** EXTRACTED MATERIAL follows **

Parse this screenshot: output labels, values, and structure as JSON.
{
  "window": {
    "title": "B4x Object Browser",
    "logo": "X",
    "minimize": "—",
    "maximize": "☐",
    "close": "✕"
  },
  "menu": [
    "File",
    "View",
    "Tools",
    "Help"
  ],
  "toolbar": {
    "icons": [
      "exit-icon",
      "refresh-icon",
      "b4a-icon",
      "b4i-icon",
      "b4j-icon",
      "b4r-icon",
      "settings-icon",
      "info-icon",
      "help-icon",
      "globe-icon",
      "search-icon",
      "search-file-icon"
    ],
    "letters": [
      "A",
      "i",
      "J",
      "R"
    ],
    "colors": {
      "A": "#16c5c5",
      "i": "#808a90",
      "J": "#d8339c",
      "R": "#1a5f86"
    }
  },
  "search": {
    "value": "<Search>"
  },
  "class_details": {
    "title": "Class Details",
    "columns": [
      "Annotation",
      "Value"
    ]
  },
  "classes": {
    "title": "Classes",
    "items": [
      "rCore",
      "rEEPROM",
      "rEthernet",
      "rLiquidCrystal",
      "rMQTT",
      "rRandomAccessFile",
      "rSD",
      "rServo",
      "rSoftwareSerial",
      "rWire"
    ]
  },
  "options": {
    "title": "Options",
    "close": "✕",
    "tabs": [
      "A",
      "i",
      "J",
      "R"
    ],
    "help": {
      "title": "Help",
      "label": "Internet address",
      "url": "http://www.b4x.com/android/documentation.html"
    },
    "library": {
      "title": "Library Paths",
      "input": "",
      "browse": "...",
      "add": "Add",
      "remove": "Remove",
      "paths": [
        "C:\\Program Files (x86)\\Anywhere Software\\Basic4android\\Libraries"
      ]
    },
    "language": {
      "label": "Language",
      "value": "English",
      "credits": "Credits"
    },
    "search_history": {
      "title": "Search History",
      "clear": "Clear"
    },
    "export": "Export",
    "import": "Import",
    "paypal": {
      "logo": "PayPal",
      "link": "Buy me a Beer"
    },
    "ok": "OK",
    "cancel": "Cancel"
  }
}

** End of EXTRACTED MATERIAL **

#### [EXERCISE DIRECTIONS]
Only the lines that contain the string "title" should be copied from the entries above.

#### [OUTPUT FOR THIS TASK]
    "title": "B4x Object Browser",
    "title": "Class Details",
    "title": "Classes",
    "title": "Options",
      "title": "Help",
      "title": "Library Paths",
      "title": "Search History",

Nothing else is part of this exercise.